4. Fight Stress with Healthy Habits. Healthy Living Published November 11, 2015. Accessed November 24, 2017 (Visit Source).
5. No-Smoking Confidence Assessment and Tips. Healthy Living Published June 24, 2015. Accessed November 24, 2017 (Visit Source).
6. Alcohol and Heart Health. Healthy Living Published January 12, 2015. Accessed November 24, 2017 (Visit Source).
7. Sex and Heart Disease. HeartOrg Published August 30, 2016. Accessed November 24, 2017 (Visit Source).
8. Noel ZR, Reed BN. Caveat Emptor: Dietary Supplements and Heart Health. American College of Cardiology Published April 3, 2017. Accessed November 24, 2017 (Visit Source).
9. Kahn J. Heart Failure: New Hope with Supplement Therapies. The Huffington Post Published April 10, 2016. Accessed November 25, 2017 (Visit Source).
10. Allen L. Palliative care for patients with advanced heart failure: Decision support, symptom management, and psychosocial assistance. UpToDate. Published March 7, 2017. Accessed November 25, 2017 (Visit Source).
This course is applicable for the following professions:

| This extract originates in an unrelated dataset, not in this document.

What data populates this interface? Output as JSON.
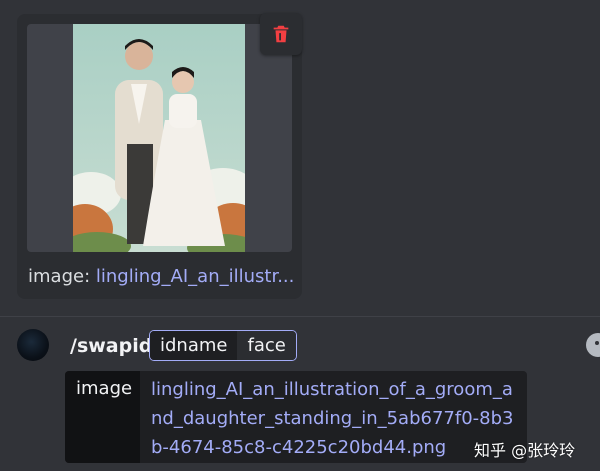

Advanced Registered Nurse Practitioner (ARNP), Clinical Nurse Specialist (CNS), Licensed Practical Nurse (LPN), Licensed Vocational Nurses (LVN), Physical Therapist (PT/PTA), Registered Nurse (RN)
Cardiology, CPD: Practice Effectively, Geriatrics, Medical Surgical, Texas Requirements/Recommendations